This Sunday, 13 teams will compete in the second annual Capitol City Dragon Boat Race at Adado Riverfront Park in Lansing. That’s two more than last year, when the inaugural race was widely seen as a novelty. Dragon boat racing started in China more than 2,000 years ago, and its popularity is growing around the world.
6:15 a.m. Dawn on the Grand River. The eastern sun sheds dusky rays on the water as the dragon boat nears the shore.
Rob Flanders steps onto the dock to greet me. In the half-light I can see his white hair but not his flaming red goatee. He’s the captain of Team Dragonheart. As he secures his 40-foot vessel, I notice the distinctive dragon head ornament is missing. Flanders tells me this is a Hong Kong style boat. The head is detachable.
“And a Hong Kong is used in international competitions, it’s a lot more popular boat,” Flanders says. “The boats that we race at the Capital City (Dragon Boat Race) are called a Taiwan. The Taiwan have the head already mounted.”
Dragonheart’s dragon head will be put on the boat before practice. But now, it’s time for physical and mental preparation. Flanders leads me and his crew of 10 through morning calisthenics.
We assemble in the boat; life vests on, paddles at the ready; and in my case, a microphone and camera too. Standing commandingly at the stern, Flanders starts us off with a warm-up.
Ten paddles ply the waters as one. This is the rhythm and focus that delivered Dragonheart its Division One gold medal. It’s all in the shoulders, not the arms. Good rotation is key. I forget that, and my forearms are paying for it. Flanders watches our technique and spurs us on.
Rob Flanders must have boating in his blood. His surname comes from northern Belgium, a lowlands known for scenic canals. As he steers us beneath a bridge, Flanders wants more effort. He calls for a power stroke.
For a moment, we seem to be racing the train that shudders by off our starboard side. After an hour, our run is over.
When we’re back on shore, I find crewman Larry Stegman, who sat at the front of the bow as the pacesetter. I ask him what he thinks of dragon boating’s rising popularity.
LARRY STEGMAN: I’d like to believe it’s gone from unique novelty to something people are getting excited about. Certainly we at Dragonheart are excited about it. We went down to camp in Florida, we bought a boat; so I guess you could say we caught the bug. We’re seeing more and more people, once we get them in the boat they get pretty passionate about it. It’s pretty exciting once you get out there.

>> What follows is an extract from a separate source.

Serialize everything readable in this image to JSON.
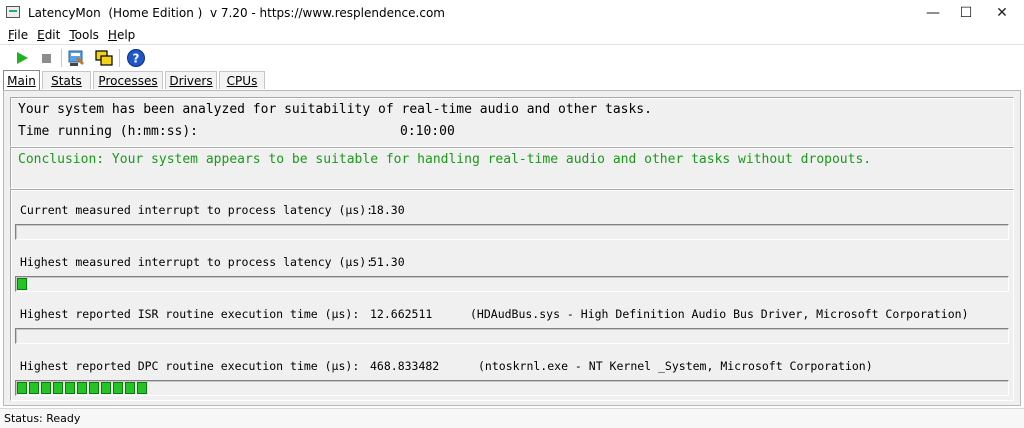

KEVIN LAVERY: How do you mentally psyche yourself up before a race and while you’re racing?
STEGMAN: I actually usually sit down and meditate for a couple of minutes before the race. We say that your bench is your office and you have to do your best out there. Every time I get in the boat in a race, I’ve got butterflies that feel like dragons in my stomach. But once we get out there, the adrenaline starts to kick and it all happens, and it’s kind of beautiful for the team to come together.

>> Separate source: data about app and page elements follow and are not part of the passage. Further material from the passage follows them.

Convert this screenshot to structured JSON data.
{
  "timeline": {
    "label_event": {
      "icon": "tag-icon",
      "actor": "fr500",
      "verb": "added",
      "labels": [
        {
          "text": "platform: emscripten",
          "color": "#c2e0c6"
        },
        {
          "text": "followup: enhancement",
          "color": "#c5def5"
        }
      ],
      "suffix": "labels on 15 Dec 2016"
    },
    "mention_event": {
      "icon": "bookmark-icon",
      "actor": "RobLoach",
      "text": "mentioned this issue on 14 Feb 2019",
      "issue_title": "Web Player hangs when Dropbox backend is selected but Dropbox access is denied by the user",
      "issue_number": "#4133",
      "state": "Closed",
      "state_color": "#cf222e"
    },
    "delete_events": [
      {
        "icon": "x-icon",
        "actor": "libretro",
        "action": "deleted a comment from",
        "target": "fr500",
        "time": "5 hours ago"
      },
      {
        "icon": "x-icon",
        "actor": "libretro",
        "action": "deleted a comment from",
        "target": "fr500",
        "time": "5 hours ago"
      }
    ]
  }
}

LAVERY: That sounds like a sequel: “Dragon Stomach!”
STEGMAN: Yeah, I guess it is a sequel...Dragon Stomach.”
Indeed, it does take a strong stomach and a stronger will to triumph in dragon boating. Captain Rob Flanders says he wants his team to have conditioning, skill and heart. That’s how titles are defended. That’s how dynasties are built.